“$350,000 is a lot of money. I reckon I could buy a $30 chainsaw and cut all those trees down,” he told the laughing crowd.
“I’m a taxpayer and a ratepayer and they won’t be cutting my trees down, there is nothing wrong with them.”
Mr Gilson said Moorabool in Wadawurrung meant ‘monster’ so “Moorabool shire is the monster shire,” he said.
“We don’t want to be another Ballan or Bacchus Marsh,” was a common catch cry.
“I’m an archaeologist and any works over 500-metres requires a heritage study. How far is it from the pub to the hall?” one lady asked.
The group again had been misinformed.
The Stage 1 streetscape works are to improve the landscape and safety in the Main street in the vicinity of Russell and Lyndhurst street intersections.
The works, due to start mid-February include drainage improvements, new bins to replace existing, improved parking, relocated bus stops, a new traffic island at Russell street intersection and better pedestrian connectivity, including a path to the primary school.
Whatever the plans, the current plan from numerous community consultation meetings with Ward Councillor Pat Toohey over the last two years, indicates the works to be implemented are “what the community wants, not what council wants.”
The proposal was brought to council and approved to be included in the budget.

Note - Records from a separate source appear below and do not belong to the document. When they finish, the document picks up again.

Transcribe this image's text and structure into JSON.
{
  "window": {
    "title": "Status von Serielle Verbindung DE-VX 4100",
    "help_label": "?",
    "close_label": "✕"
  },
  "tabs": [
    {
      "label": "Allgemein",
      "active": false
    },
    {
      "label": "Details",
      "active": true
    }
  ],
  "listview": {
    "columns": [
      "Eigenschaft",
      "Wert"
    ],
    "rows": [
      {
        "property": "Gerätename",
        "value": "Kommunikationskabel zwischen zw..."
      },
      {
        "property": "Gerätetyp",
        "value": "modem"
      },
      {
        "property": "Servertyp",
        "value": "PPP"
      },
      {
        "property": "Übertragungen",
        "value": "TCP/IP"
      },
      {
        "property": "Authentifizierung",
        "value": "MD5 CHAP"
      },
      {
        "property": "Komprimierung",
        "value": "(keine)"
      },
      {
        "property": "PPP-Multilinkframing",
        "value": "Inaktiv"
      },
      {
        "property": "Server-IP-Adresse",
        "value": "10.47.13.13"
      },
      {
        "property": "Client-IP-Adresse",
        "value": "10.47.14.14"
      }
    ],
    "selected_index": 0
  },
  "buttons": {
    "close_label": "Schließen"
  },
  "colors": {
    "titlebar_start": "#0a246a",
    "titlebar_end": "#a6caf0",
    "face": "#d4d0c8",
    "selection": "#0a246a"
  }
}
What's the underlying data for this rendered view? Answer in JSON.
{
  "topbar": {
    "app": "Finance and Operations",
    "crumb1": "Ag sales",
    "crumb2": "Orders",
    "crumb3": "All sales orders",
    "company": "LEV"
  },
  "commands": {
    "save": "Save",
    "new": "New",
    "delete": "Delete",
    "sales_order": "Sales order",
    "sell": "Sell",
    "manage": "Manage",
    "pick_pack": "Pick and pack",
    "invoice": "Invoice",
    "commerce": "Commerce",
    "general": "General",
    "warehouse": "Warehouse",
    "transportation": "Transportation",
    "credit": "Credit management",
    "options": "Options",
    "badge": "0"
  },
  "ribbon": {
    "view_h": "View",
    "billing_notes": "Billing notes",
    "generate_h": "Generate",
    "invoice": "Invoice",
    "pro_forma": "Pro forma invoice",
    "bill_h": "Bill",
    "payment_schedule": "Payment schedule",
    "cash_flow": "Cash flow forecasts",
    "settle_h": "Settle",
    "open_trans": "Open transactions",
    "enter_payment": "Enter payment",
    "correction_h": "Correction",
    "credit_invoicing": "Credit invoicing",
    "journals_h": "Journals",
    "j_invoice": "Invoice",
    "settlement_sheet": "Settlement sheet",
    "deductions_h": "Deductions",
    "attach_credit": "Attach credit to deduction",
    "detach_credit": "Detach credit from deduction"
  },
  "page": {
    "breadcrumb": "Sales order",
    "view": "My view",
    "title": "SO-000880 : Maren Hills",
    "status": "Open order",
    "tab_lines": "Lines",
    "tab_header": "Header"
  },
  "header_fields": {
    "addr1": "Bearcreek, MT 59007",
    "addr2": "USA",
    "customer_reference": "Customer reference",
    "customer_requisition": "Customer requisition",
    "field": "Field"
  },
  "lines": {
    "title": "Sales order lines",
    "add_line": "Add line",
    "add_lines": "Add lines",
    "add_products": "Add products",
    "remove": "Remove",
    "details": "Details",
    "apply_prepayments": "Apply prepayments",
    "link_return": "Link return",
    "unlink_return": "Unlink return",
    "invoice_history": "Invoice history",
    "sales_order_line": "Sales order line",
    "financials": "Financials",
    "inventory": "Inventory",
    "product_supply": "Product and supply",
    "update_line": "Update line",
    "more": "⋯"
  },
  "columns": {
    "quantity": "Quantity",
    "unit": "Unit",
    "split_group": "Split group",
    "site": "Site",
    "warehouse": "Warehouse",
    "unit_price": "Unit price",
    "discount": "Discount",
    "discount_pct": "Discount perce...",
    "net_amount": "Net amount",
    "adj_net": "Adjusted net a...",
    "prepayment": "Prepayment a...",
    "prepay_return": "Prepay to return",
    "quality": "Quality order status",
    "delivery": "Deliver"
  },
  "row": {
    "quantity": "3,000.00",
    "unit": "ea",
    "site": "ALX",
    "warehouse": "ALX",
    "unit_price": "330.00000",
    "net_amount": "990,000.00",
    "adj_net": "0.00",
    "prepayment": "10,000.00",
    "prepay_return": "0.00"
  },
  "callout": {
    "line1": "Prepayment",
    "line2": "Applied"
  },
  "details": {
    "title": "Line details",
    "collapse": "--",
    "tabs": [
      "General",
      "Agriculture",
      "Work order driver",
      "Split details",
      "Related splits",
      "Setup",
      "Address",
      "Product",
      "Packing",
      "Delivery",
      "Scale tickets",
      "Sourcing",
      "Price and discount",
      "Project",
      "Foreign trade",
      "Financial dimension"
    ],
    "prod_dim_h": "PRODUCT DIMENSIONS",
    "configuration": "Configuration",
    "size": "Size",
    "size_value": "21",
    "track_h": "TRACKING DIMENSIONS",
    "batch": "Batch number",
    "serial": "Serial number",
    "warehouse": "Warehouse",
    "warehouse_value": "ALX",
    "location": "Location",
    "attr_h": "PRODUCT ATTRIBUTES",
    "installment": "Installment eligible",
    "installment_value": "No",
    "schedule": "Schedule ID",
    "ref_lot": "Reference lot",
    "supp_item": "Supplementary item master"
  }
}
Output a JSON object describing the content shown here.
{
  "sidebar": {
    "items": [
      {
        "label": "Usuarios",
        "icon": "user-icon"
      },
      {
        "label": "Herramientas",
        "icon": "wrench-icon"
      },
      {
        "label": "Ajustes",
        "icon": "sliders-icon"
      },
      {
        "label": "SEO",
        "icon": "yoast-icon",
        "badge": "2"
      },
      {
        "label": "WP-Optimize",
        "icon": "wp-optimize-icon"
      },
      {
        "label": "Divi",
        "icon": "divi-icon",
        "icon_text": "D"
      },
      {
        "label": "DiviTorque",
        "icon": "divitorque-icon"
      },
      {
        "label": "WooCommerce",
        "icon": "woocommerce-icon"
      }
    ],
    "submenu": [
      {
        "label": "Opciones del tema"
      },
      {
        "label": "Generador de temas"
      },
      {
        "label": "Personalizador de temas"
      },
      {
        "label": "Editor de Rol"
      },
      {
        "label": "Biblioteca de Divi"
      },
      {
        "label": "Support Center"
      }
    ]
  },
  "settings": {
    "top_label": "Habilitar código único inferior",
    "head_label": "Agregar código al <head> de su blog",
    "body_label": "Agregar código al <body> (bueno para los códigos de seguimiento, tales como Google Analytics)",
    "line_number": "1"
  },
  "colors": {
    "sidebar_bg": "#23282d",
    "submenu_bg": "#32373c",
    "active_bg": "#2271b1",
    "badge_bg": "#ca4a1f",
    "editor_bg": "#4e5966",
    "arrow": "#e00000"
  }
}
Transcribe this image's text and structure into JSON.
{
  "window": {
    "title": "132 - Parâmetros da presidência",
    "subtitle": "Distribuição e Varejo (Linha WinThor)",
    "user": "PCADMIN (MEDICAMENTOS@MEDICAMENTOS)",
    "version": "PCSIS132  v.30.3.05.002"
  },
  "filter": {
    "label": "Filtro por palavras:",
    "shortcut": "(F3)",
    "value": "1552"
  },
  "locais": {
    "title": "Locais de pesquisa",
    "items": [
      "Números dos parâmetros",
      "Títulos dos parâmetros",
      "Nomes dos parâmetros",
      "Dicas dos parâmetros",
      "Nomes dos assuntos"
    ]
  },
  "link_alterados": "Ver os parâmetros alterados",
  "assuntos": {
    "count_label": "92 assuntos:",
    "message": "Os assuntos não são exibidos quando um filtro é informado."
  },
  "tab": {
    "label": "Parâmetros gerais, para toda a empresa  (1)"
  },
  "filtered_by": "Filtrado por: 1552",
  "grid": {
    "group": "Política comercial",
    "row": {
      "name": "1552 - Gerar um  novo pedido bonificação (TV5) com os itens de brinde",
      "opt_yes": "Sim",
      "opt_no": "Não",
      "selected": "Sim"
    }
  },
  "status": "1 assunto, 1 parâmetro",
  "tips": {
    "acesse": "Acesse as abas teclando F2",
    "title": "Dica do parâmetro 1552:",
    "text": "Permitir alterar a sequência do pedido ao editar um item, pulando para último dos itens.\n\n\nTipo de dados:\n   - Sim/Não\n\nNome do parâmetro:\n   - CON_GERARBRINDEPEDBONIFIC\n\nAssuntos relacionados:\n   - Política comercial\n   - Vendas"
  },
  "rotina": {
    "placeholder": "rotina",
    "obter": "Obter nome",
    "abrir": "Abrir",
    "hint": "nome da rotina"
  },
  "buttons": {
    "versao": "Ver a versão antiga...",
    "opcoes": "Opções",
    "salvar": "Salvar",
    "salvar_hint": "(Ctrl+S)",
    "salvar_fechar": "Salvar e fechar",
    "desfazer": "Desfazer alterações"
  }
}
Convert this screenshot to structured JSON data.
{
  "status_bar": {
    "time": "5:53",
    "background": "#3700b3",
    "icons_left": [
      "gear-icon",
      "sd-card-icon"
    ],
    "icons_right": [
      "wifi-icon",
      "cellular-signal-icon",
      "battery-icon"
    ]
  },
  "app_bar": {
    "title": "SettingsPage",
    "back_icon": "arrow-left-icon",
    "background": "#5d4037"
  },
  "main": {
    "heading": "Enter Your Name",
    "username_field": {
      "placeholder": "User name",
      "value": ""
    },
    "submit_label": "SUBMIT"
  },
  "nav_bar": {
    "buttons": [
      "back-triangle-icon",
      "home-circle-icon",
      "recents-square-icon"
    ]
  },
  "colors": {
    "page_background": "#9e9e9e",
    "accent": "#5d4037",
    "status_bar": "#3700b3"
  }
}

“As a councillor for the community of Gordon I have taken on broader and wider opinions from the community of their needs. We have a lot of young families, a wide sector of youth and aged in Gordon who all have needs we need to address, including improved infrastructure for any intersections, which is one where these works will be undertaken, which is in the vicinity of the hall, the post office and the Gordon Bleu area.
“We will be making sure we put forward a quality outcome for the community of Gordon, based on the feedback we’ve had, to deliver what is needed for a growing community and deliver it in a manner that respects the ambience and beauty that is the hamlet of Gordon.”
Cr Toohey said these outcomes are nothing to do with what council wants.
“This is over a decade of continued consultation with the community of Gordon, to put forward their aspirations for the future, to put forward how they wanted Gordon to look going forward, and to make sure we intermingle the improvements with preserving the beauty of Gordon as it currently is.
“Over the past couple of years, we have been able to bring forward the plan and discuss with the community the ability to deliver an outcome which takes on board the input of the needs of the wider community of Gordon. It is not just about the loudest voice or the squeaky wheel, it is about giving a quality outcome for the needs of the people at Gordon. I’m very confident the community will see the works and then have further opportunity to participate in future improvements through the township,” he said.
Cr Toohey responded to community members at the meeting voicing their concern that he is not contactable and does not return phone calls or emails.
“Out of all this I have only had three phone calls and four emails which tells me the overwhelming response from the Gordon community is extremely positive, saying “good on you and get on with the job.””